- [PROMPT] Determine how many lines in the entries below contain "移動平均", and output that number alone.

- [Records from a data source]
-.-.-
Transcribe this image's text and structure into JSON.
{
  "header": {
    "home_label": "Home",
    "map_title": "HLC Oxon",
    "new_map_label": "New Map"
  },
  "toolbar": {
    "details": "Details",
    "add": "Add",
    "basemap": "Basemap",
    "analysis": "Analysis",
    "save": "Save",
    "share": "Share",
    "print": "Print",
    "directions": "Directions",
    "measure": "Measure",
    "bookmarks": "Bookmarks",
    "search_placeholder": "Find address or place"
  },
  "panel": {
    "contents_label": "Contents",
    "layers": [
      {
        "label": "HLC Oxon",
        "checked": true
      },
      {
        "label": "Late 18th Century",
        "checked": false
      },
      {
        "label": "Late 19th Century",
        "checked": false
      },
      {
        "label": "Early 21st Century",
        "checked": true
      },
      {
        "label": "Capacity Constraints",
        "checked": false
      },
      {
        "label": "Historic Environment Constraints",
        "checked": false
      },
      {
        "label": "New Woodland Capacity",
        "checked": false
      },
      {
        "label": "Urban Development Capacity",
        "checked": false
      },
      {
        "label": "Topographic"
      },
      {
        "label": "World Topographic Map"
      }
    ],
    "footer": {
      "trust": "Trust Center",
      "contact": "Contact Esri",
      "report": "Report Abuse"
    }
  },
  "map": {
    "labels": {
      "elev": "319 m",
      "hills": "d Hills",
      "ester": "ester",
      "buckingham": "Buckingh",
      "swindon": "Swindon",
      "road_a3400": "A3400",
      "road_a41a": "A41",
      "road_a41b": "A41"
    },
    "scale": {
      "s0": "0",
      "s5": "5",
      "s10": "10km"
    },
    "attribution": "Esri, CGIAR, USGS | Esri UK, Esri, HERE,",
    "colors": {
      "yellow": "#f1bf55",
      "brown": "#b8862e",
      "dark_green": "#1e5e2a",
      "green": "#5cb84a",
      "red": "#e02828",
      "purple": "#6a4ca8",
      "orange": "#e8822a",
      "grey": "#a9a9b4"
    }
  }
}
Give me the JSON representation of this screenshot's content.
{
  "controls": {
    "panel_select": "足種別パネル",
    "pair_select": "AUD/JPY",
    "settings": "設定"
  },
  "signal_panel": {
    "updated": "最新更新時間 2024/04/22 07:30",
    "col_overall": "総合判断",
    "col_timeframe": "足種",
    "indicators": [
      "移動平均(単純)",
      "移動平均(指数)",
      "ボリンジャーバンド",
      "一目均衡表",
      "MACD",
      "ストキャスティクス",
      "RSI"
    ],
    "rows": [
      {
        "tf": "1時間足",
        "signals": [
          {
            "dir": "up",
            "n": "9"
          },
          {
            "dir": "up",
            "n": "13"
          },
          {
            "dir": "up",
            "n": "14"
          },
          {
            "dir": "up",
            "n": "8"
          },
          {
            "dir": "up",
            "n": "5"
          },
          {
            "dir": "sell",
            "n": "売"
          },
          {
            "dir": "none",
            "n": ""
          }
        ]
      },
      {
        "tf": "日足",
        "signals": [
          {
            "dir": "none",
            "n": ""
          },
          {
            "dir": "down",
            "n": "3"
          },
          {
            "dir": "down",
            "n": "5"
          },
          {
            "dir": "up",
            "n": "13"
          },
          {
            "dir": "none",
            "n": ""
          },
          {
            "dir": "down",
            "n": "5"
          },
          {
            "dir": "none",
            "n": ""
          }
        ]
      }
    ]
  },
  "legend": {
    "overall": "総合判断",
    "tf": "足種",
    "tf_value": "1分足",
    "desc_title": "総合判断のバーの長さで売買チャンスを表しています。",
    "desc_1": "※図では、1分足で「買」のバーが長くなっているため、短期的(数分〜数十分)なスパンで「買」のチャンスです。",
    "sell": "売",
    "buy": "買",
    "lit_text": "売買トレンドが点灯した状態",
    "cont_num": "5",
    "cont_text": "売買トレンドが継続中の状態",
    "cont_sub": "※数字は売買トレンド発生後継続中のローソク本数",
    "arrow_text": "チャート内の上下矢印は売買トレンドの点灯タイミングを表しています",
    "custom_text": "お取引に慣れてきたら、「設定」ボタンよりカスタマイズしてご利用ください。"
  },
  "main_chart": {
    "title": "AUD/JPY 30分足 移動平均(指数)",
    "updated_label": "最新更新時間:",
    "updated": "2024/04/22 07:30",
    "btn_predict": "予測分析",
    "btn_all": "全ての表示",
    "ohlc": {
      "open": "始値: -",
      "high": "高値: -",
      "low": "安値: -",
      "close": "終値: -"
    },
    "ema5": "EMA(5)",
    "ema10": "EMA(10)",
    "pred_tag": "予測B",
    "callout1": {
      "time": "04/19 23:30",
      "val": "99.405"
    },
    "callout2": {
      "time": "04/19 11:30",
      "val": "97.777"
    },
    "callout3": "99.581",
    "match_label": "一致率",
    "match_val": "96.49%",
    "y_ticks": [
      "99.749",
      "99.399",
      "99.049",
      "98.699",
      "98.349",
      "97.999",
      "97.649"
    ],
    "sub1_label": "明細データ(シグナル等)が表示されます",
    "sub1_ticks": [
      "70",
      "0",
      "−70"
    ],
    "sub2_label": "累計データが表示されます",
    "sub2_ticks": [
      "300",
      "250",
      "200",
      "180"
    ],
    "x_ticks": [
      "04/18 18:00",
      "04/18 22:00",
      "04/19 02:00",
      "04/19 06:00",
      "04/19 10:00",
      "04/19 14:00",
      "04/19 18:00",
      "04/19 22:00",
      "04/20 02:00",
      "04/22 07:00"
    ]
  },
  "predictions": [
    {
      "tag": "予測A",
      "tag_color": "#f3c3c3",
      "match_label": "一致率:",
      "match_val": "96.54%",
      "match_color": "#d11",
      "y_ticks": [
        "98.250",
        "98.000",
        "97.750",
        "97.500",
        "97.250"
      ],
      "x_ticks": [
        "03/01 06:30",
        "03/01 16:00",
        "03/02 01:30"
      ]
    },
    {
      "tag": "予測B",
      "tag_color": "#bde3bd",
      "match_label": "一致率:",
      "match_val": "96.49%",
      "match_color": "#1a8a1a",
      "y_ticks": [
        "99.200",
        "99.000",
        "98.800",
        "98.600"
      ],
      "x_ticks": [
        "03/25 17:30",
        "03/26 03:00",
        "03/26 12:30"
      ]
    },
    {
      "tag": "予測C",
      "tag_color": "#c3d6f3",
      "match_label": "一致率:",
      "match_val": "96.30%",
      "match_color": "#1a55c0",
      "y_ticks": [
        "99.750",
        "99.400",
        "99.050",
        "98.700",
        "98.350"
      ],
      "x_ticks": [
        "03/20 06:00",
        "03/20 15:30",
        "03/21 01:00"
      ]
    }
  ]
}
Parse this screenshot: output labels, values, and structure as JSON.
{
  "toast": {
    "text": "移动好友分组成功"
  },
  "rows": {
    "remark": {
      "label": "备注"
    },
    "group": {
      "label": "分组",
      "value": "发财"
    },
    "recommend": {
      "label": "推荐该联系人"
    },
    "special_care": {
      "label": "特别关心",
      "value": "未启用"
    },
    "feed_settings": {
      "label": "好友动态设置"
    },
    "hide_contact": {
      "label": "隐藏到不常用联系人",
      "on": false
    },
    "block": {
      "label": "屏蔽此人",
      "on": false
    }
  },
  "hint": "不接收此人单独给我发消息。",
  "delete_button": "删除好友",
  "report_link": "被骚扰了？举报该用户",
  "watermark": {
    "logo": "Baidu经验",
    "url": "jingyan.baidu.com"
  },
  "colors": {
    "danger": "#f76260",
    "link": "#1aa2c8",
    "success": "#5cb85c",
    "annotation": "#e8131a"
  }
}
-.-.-
- [ANSWER AREA] 3